-- Source material follows --
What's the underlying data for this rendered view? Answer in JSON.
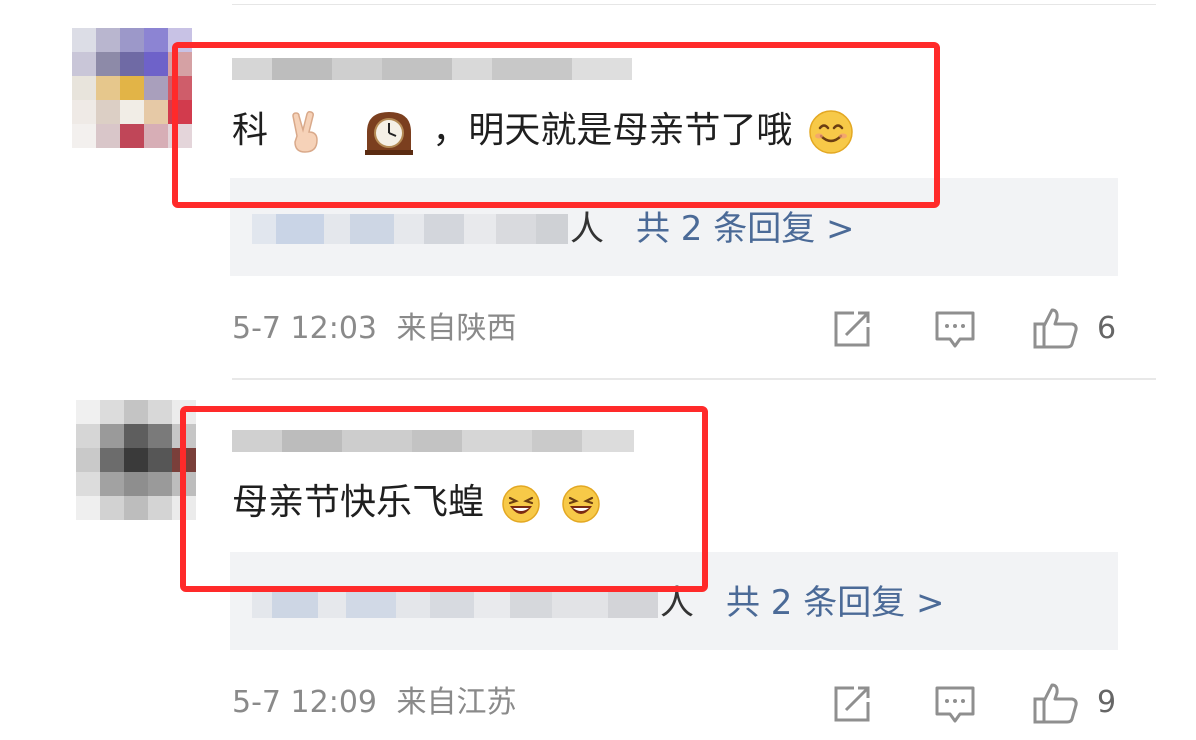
{
  "comments": [
    {
      "text": "科✌️🕰️，明天就是母亲节了哦😊",
      "text_prefix": "科",
      "text_main": "，明天就是母亲节了哦",
      "reply_tail": "人",
      "reply_link": "共 2 条回复 >",
      "time": "5-7 12:03",
      "location": "来自陕西",
      "likes": "6"
    },
    {
      "text": "母亲节快乐飞蝗😆😆",
      "text_main": "母亲节快乐飞蝗",
      "reply_tail": "人",
      "reply_link": "共 2 条回复 >",
      "time": "5-7 12:09",
      "location": "来自江苏",
      "likes": "9"
    }
  ],
  "icons": [
    "share-icon",
    "comment-icon",
    "like-icon"
  ],
  "colors": {
    "highlight": "#ff2a2a",
    "link": "#4b6a97",
    "meta": "#8a8a8a",
    "reply_bg": "#f2f3f5"
  }
}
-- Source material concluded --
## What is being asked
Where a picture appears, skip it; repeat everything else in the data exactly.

## Response box
What's the underlying data for this rendered view? Answer in JSON.
{
  "comments": [
    {
      "text": "科✌️🕰️，明天就是母亲节了哦😊",
      "text_prefix": "科",
      "text_main": "，明天就是母亲节了哦",
      "reply_tail": "人",
      "reply_link": "共 2 条回复 >",
      "time": "5-7 12:03",
      "location": "来自陕西",
      "likes": "6"
    },
    {
      "text": "母亲节快乐飞蝗😆😆",
      "text_main": "母亲节快乐飞蝗",
      "reply_tail": "人",
      "reply_link": "共 2 条回复 >",
      "time": "5-7 12:09",
      "location": "来自江苏",
      "likes": "9"
    }
  ],
  "icons": [
    "share-icon",
    "comment-icon",
    "like-icon"
  ],
  "colors": {
    "highlight": "#ff2a2a",
    "link": "#4b6a97",
    "meta": "#8a8a8a",
    "reply_bg": "#f2f3f5"
  }
}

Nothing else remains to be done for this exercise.